There are several organizations specialized in developing CO2 projects like planting trees, creating electrical energy from renewable sources or from waste in landfills or, improving cookstoves in rural communities. In order to market their CO2 certificates, these projects receive the endorsement of independent certifying entities. The objective of the certification is to verify and measure with scientific criteria, how many tons of CO2 they avoided or removed in a certain period of time. The certification gives a some sort of right to the project developer to receive money in exchange for its atmosphere cleaning services. It is common for the certificates to be traded by intermediary agencies or wholesalers.

How is the price of a ton of CO2 set?
Overall, the price is determined by supply and demand. However, when comparing projects, there are several factors that must be considered. Labor-intensive CO2-projects are more expensive than technical CO2-projects. The price also increases when CO2-projects bring additional benefits to the community like fighting poverty, improving education and health conditions, employment opportunities, gender equality, etc. Similarly, the price depends as well on the size of the project and the sponsoring institution; smaller projects run by smaller organizations have higher costs per ton due to economies of scale. Finally, the price depends on the intermediary and the volume of purchase. Often large intermediaries ensure large orders to the CO2-projects and, thus, receive greater discounts.

Is the location of Carbon projects relevant?
CO2 emissions travel across the globe following the wind currents. It does not matter if a country emits a lot or very little CO2, the effects are shared by all humanity. Consequently, in strict terms of CO2 reduction, it doesn’t matter where a project is located.

Is offsetting CO2 a fad or a credible solution?
Doing something, even small, for the environment should never be seen as a negative action. If a company voluntarily decides to compensate, it is infinitely better than not doing anything; and from then on the challenge is to deepen their commitment. It’s like exercising and eating healthy; there is always room for improvement, but the big step is to get started and create habits.

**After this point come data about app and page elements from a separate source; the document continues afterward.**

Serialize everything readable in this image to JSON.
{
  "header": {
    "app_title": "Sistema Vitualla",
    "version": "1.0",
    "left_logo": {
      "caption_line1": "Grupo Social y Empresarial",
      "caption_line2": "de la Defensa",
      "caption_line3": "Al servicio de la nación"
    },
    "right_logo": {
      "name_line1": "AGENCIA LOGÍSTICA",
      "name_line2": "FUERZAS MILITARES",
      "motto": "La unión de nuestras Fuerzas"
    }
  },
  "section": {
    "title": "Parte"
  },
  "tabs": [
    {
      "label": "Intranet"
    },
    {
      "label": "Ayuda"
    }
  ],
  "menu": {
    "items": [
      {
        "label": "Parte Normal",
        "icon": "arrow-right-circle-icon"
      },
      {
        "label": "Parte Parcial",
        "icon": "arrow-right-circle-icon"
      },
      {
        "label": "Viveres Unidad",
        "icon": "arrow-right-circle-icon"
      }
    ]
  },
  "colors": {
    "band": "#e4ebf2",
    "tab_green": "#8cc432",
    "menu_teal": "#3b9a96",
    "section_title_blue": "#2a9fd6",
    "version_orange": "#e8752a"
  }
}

To keep learning take a look to our: Tutorial for CEOs: Voluntary CO2 compensation – Part 2, you will learn: The difference and benefits of each certification standard, what types of CO2 projects exist, how to communicate CO2 actions for not being perceived as green-washing, who are the players in the CO2 offsetting market and what are the available business solutions to compensate CO2.